Chapter

GI Microbiota and Regulation of the Immune System

Volume 635 of the series Advances in Experimental Medicine and Biology pp 1-14

Overview of Gut Immunology

  • Katie Lynn MasonAffiliated withDepartment of Microbiology and Immunology, University of Michigan Medical School
  • , Gary B. HuffnagleAffiliated withDepartment of Internal Medicine Division of Pulmonary and Critical Care Medicine, University of Michigan Medical School
  • , Mairi C. NoverrAffiliated withDepartment of Immunology and Microbiology, Wayne State University
  • , John Y. KaoAffiliated withDepartment of Internal Medicine Division of Pulmonary and Critical Care Medicine, University of Michigan Medical SchoolDivision of Gastroenterology, Department of Internal Medicine, University of Michigan Medical School

* Final gross prices may vary according to local VAT.

Get Access

Abstract

The gastrointestinal tract (GI tract) plays dual roles in human physiology: digestion and uptake of nutrients and the more daunting task of maintaining immune homeostasis (protecting the body from potentially harmful microbes, while inducing tolerogenic responses to innocuous food, commensals and self-antigens). The unique architecture of the GI tract facilitates both of these functions; multiple levels of infolding results in an immense overall surface area that allows maximal nutrient absorption while housing the largest number of immune cells in the body. This review will focus on how mucosal immune responses generated in the GI tract are organized and controlled. The gastro-intestinal associated lymphoid tissue (GALT), which is composed of discrete inductive and effectors sites, is able to discriminate between harmful and harmless antigens while maintaining homeostasis. Inductive sites are organized into specialized aggregations of lymphoid follicles called Peyer’s patches (PP), while effector sites are more diffusely dispersed.
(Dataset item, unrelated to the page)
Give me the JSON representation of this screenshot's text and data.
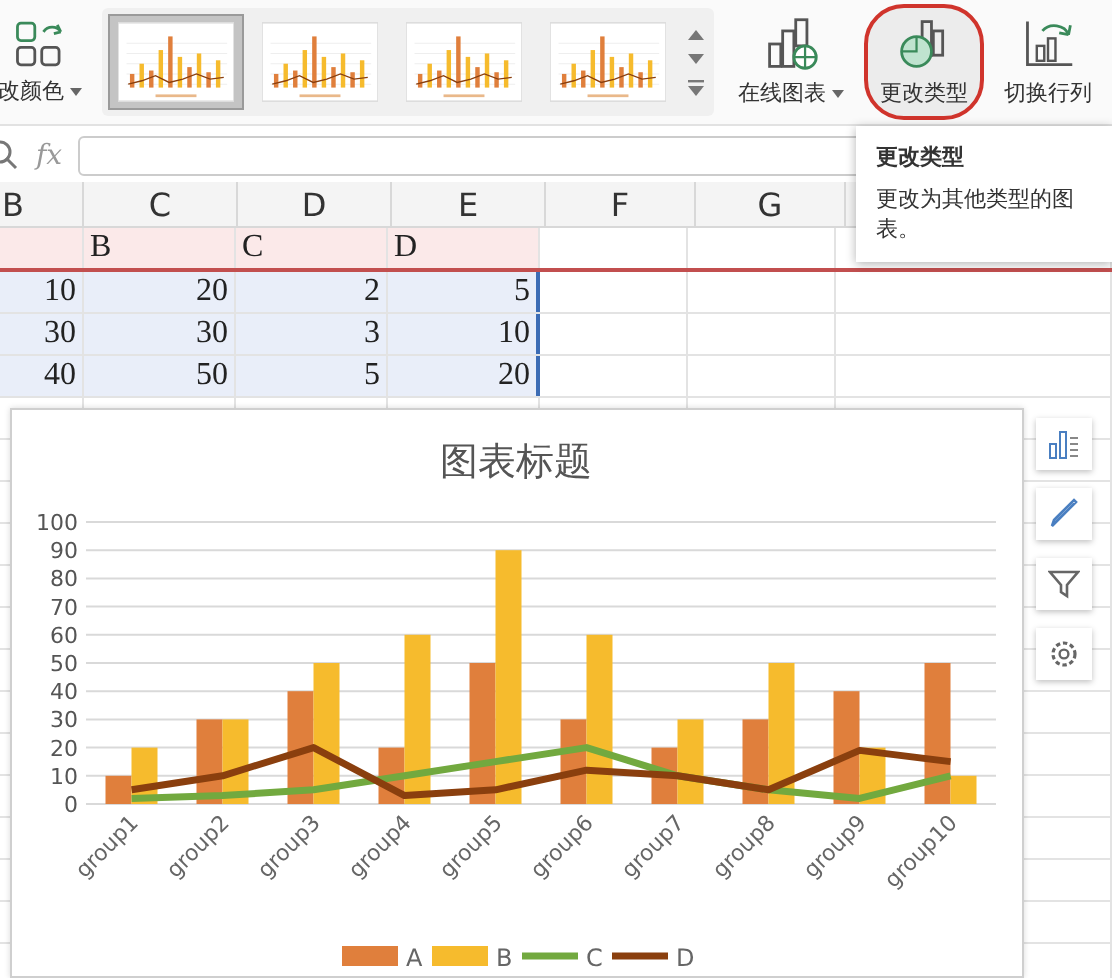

The separation of these sites serves to limit and control immune responses. In addition to its distinct architecture, the GI tract has specialized immune cells that aid in promoting a tolerogenic response to orally introduced antigens, (e.g. subsets of dendritic cells (DCs) and regulatory T-cells (TR)). Secretory IgA (sIgA), which is produced in appreciable quantities at mucosal surfaces, also promotes an anti-inflammatory environment by neutralizing immune stimulatory antigens. The mechanisms of induction tolerance are currently poorly understood; however, this tolerant environment limits potentially damaging inflammatory responses to inappropriate stimuli.